- UCL damage. Damage to the ulnar collateral ligament (UCL) usually affects athletes, and it’s associated with throwing motions. Pitchers, javelin throwers, and people who regularly perform overhead movements might tear or inflame the UCL; the condition typically presents with a gradual onset of pain, but it can also occur suddenly.
- Epicondylitis. Commonly known as “tennis elbow,” this is inflammation of the tendons of the elbow. It occurs when you overuse the muscles in the forearm; you’ll typically feel the pain on the outside of your elbow.
In most cases, epicondylitis can be easily diagnosed without imaging tests, but if your physician suspects a more serious issue, they might recommend an MRI to be sure.
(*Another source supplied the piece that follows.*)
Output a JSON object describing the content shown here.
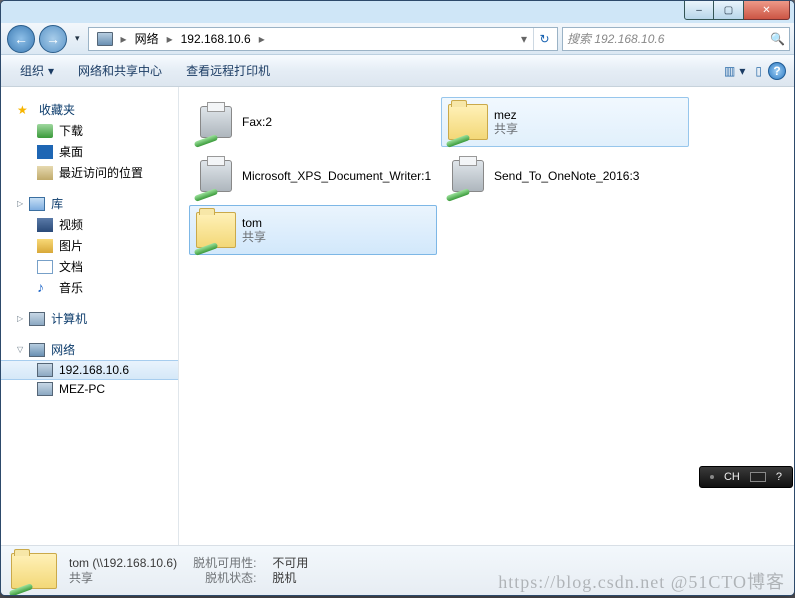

Elbow pain often has an obvious cause, so MRIs aren’t always necessary. However, if a physician recommends a scan, you should go through with it, since the MRI could confirm a diagnosis and rule out other issues that could affect your treatment options.
What should you expect during an elbow MRI scan?
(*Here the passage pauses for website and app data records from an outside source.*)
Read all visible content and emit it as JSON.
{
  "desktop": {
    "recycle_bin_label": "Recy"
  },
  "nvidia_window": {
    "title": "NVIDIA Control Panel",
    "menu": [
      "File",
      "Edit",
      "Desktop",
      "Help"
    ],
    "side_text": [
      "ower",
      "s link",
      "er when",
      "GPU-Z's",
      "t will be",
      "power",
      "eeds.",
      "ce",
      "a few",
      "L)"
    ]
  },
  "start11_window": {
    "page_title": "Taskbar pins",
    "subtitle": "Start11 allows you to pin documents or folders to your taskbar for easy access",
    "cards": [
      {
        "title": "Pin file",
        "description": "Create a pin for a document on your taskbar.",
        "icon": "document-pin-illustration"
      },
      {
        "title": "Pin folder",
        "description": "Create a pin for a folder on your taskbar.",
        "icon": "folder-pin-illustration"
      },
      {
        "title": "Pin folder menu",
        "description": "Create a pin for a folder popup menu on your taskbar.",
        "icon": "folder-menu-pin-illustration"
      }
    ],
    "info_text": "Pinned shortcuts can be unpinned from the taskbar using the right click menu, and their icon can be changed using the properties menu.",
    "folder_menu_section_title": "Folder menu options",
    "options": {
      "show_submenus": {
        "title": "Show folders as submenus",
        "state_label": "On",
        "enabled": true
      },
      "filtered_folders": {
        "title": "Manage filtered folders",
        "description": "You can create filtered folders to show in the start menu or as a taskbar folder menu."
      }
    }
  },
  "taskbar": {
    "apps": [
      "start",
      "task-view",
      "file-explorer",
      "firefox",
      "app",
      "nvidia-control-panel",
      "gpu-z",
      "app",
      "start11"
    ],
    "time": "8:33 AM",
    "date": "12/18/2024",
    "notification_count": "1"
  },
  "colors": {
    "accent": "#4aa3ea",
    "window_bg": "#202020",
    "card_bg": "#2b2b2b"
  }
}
When you go in for your elbow MRI, you’ll answer a few questions, then proceed with the scan. You’ll need to remove earrings and other metal objects that could interfere with imaging. The scan could take an hour or more, but most elbow MRIs take from 30 to 60 minutes.
The process doesn’t use ionizing radiation, so it cannot raise your risk of cancer. While a small percentage of patients experience minor side effects due to the contrast dyes used during the scan (you can read more about contrast dyes here), those side effects don’t usually last for more than a few hours.
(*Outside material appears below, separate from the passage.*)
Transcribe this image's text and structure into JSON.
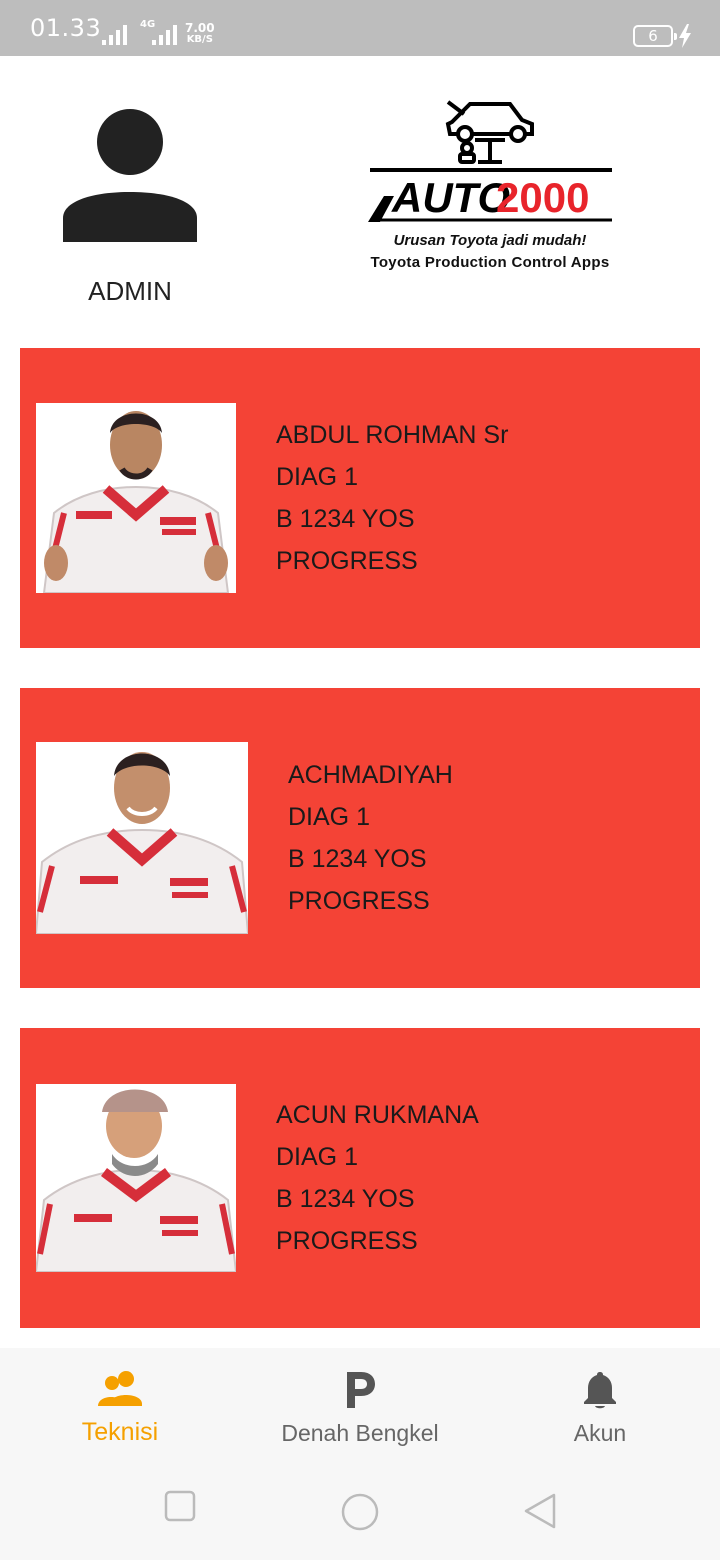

During the scan, you may need to keep your elbow straight or flexed at a 90-degree angle, depending on your condition (different positions allow for a better view of different tendons and ligaments). You will need to remain still in order to ensure an accurate diagnostic image. Most MRI machines are large tubes with openings at either end, but if you’re severely claustrophobic, you might opt for an open MRI scan.
Once you’ve completed the MRI, your physician will review the images, looking at the plica, ulnar collateral ligament (UCL), flexors, and other structures to identify the source of your elbow pain. At this point, your doctor can recommend a course of treatment.
Ultimately, an elbow MRI scan is a fairly simple and risk-free diagnostic process. It’s important to note that quality matters — to avoid additional MRIs, you’ll need to find a facility with state-of-the-art equipment and appropriately trained technologists. The good news: That doesn’t mean that the procedure has to cost an arm and a leg (or an elbow, for that matter).
It’s true that elbow MRIs can be expensive, particularly if you don’t have insurance; pricing can exceed $3,000 at some facilities. At BestPriceMRI.com, we help patients find qualified imaging facilities at affordable prices. You don’t sacrifice the quality of your care, and you can get an elbow MRI for as low as $249 — including the radiologist’s report, which is essential.
To get started, click here to find guaranteed prices in your area, or call our scheduling team at 888-322-7785 to book your appointment. You can also schedule your procedure by email; just drop us a note at email@example.com or visit our contact page to find an affordable elbow MRI today.